Against the Steelers in Week Two, Mahomes threw six touchdown passes. On this second touchdown pass to tight end Travis Kelce, Mahomes showed off an ability to look off the safety and open the middle just enough to fit a deep pass in to Kelce. The play call is another Air Raid staple, the double posts concept.



The pre-snap formation is a 3x2 with trips to the left. Kelce is the inside receiver, Chris Conley is the trips middle receiver, and Hill is the outermost receiver. Kelce and Conley are running the post routes. The Steelers are in a cover two shell but the safety to the trips side cheats over due to possibly being worried about a deep route to Hill on the boundary.

At the snap, Mahomes snaps his head over to Hill and gets the safety to move, putting him in conflict. As soon as the safety moves, Mahomes snaps back quickly to the middle as Kelce is splitting the safeties on the post route. The pass is a little low but Kelce is athletic enough to make the play anyways and goes in for his second touchdown of the game.



Combining arm talent with his ability to manipulate the coverage, Mahomes finds Hill down the left boundary for the 29 yard touchdown. The Chiefs are running a four verticals variant out of a spread 3x2 with Hill on the two receiver side.



The Steelers are in a man-free cover one defense. While Mahomes drops back, his eyes hold the deep safety in place. As soon as he hits the top of his drop, he has a defender in his face but stands in to deliver a pass over the cornerback into Hill as the safety is late getting over the top because of the manipulation.
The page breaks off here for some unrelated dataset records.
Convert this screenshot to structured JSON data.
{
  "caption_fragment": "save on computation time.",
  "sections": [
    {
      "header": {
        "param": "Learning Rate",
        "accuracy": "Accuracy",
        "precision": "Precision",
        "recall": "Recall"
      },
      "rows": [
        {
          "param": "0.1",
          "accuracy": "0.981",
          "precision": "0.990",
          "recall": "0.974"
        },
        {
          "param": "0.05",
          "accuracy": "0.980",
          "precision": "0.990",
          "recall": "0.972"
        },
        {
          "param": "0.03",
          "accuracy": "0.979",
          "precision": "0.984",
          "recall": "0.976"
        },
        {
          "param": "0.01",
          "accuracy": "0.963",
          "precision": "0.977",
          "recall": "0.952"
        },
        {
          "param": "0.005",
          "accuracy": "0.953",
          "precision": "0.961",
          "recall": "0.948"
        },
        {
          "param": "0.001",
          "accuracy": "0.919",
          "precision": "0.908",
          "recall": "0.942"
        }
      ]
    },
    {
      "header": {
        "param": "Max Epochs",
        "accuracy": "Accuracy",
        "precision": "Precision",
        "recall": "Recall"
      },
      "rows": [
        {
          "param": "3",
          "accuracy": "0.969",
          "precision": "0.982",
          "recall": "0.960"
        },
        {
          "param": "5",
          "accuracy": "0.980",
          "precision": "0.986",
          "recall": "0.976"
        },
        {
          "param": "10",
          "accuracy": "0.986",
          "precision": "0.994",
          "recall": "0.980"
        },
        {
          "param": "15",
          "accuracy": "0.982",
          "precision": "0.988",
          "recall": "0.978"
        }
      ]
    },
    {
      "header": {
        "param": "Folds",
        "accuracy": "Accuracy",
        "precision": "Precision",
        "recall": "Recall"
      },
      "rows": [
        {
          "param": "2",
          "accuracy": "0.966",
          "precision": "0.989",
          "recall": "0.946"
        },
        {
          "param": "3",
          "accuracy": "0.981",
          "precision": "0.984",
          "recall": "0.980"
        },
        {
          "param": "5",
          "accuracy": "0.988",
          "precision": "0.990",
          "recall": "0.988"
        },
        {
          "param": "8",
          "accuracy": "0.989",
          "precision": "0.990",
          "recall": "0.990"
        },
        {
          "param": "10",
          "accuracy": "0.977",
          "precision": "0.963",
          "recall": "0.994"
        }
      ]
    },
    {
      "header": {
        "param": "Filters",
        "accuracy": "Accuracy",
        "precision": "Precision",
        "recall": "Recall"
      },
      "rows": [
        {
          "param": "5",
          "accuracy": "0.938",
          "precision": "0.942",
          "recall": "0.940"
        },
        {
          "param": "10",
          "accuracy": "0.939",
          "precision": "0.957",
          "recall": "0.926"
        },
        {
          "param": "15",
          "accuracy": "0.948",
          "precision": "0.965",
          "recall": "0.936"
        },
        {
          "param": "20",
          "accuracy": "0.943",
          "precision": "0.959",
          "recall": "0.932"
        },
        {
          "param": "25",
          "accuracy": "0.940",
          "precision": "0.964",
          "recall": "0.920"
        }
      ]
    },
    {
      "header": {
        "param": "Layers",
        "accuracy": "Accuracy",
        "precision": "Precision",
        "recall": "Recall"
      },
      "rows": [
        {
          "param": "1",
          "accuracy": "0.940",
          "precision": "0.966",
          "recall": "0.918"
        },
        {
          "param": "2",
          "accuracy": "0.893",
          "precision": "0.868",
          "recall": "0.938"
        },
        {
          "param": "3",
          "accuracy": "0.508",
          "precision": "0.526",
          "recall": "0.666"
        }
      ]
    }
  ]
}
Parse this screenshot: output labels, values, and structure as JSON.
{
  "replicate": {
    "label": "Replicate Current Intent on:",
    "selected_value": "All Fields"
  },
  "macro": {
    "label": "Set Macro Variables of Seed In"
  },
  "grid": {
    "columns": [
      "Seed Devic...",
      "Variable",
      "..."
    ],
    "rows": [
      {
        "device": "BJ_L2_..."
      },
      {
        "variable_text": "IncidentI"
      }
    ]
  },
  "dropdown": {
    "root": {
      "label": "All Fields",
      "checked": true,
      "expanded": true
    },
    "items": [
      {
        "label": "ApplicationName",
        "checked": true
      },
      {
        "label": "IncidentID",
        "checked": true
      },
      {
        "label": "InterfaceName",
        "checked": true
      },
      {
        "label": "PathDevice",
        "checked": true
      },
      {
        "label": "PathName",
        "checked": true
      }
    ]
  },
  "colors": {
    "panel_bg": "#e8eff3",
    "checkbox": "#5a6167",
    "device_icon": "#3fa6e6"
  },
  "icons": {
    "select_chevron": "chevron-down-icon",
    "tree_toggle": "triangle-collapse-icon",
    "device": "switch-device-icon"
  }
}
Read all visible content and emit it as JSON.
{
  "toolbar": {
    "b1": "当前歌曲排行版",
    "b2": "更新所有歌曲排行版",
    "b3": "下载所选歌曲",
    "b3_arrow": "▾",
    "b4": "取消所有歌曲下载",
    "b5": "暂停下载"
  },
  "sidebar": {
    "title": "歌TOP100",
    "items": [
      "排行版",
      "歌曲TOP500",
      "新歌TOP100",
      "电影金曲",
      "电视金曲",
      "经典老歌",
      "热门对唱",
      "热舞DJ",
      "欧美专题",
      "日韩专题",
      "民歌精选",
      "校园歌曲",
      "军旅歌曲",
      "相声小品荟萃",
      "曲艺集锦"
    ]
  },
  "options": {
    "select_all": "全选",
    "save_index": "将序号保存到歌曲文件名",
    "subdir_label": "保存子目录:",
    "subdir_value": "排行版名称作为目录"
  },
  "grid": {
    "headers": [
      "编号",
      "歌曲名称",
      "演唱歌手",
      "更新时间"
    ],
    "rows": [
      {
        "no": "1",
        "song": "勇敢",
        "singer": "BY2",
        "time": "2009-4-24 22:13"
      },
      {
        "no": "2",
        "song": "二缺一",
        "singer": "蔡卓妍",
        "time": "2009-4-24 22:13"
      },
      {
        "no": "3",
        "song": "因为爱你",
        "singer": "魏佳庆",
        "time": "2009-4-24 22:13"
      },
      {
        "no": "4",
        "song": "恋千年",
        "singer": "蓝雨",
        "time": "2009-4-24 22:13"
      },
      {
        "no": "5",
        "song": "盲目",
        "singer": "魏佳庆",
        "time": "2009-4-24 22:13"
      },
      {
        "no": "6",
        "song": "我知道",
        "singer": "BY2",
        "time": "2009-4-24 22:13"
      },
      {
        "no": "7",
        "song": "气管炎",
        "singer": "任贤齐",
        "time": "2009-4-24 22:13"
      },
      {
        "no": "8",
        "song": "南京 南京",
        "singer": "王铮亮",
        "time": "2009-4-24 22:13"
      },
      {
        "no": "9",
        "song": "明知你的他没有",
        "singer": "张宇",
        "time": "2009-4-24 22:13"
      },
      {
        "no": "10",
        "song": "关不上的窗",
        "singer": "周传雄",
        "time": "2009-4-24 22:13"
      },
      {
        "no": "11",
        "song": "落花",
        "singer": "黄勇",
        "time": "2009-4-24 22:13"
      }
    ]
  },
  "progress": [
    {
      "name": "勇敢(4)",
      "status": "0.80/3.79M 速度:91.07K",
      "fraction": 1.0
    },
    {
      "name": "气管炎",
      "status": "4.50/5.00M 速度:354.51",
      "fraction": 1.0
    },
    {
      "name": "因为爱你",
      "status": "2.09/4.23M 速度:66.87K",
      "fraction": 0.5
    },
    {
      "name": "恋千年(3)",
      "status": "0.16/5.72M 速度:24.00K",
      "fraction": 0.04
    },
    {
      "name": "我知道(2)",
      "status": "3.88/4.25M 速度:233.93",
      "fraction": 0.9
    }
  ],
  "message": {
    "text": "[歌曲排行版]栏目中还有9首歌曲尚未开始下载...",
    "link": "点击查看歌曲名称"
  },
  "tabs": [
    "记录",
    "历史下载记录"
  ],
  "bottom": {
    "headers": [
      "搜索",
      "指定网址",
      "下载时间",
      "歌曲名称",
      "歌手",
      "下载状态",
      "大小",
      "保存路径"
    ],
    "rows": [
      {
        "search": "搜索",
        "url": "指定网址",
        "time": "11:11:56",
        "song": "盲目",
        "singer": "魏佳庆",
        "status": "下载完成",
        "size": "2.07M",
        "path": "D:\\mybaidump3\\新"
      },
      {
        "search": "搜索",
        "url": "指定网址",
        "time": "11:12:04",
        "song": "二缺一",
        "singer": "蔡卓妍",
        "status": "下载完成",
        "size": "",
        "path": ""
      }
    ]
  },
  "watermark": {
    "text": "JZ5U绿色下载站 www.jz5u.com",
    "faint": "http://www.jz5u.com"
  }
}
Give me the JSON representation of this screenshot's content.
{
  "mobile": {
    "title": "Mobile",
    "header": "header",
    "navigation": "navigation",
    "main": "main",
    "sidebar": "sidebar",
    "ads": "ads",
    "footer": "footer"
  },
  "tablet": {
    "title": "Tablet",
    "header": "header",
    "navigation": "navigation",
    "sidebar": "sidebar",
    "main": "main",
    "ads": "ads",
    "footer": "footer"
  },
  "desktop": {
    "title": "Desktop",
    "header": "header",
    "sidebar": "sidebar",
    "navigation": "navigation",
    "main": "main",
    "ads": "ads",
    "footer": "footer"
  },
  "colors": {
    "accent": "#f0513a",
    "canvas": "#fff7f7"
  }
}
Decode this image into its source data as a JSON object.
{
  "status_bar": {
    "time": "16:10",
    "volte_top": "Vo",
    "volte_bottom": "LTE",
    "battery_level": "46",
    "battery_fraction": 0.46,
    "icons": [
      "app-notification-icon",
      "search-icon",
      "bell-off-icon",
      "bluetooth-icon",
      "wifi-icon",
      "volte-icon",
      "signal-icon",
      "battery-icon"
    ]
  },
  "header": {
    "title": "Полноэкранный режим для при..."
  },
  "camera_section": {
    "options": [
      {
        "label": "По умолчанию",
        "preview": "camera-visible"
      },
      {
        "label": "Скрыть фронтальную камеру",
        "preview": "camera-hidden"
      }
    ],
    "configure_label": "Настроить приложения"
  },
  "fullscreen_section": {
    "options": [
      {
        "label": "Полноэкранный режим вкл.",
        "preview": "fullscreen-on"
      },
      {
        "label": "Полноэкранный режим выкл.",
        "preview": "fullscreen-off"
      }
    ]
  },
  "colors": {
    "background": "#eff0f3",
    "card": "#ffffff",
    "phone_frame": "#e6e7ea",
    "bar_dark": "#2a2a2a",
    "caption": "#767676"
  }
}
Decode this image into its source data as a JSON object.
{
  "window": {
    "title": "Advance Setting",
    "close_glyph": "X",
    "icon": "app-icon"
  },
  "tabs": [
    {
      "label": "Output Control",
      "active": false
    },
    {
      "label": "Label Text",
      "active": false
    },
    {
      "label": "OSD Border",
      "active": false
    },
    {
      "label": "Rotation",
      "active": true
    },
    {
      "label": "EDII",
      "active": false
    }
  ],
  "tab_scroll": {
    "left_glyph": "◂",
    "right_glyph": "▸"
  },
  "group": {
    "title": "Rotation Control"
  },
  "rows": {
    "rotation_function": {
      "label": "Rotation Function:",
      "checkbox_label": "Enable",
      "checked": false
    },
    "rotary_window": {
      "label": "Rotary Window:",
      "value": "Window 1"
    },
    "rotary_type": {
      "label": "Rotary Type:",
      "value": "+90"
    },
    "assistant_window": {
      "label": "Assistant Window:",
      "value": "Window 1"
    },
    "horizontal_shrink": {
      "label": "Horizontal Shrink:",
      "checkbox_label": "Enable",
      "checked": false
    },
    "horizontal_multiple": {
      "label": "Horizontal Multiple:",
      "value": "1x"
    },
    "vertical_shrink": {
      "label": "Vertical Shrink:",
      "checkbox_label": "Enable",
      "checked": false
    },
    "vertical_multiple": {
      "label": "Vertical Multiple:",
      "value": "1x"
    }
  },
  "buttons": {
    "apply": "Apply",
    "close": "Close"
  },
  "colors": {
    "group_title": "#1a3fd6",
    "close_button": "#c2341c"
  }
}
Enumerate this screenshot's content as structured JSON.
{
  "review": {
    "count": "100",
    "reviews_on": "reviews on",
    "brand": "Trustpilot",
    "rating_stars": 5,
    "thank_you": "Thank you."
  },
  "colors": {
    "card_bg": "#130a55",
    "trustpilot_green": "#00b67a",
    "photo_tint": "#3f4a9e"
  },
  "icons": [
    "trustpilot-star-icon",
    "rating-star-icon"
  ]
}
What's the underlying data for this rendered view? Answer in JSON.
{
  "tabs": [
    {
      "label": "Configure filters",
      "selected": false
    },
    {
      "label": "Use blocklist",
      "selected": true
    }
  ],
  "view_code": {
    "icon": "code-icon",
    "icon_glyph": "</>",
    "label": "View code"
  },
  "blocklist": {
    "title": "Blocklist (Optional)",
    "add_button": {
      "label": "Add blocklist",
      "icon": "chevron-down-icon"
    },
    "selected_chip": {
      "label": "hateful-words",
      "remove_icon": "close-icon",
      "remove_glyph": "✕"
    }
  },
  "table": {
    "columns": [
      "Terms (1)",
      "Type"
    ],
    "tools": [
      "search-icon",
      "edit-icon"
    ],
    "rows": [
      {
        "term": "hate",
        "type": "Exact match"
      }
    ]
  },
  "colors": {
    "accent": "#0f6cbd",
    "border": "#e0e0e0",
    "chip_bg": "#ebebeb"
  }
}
Mahomes isn't without his flaws though and one big one coming out of college was his tendency to not set his feet when he throws.



Here he drops back to hit Kelce on the quick out route but as he hits the top of his drop, he doesn't trust himself enough to throw with anticipation. He gets set to pull the trigger but pulls it down as the route isn't yet fully developed. The defender is on the upfield hip of Kelce so Mahomes needed to throw Kelce open on his front shoulder but instead his throwing base gets all fouled up and he rushes to get a pass off. The pass sails over Kelce's head. If he had opened more to the target on his initial drop back, it's a pass he could've easily completed.



There will be times when Mahomes will also have to deal with pressure in his face and learn to step through and throw as he's being hit. Here, he doesn't do that and rushes a pass with Kelce wide open in the end zone. The Steelers blitz with six defenders while two defenders go with the running back out to the flat. Kelce is wide open over the middle because of the blown coverage. Mahomes misses him because he doesn't step up into the pocket and deliver the throw.

So far the early signs for Mahomes are positive and he's had more positive plays than negative ones. Eventually he will come back down to earth, but it's possible that doesn't happen against the 49ers. To truly affect his game, they'll have to get pressure consistently and force him off his spot and therefore force him into bad throws because of his broken footwork under pressure. And sometimes that's not even a guarantee as you can see in some clips above. The 49ers secondary and pass rush certainly have their work cut out for them against Mahomes, Hill, Kelce, Watkins, and Kareem Hunt.

All gifs and images courtesy of the NFL.

All statistics courtesy of Pro Football Reference unless otherwise noted.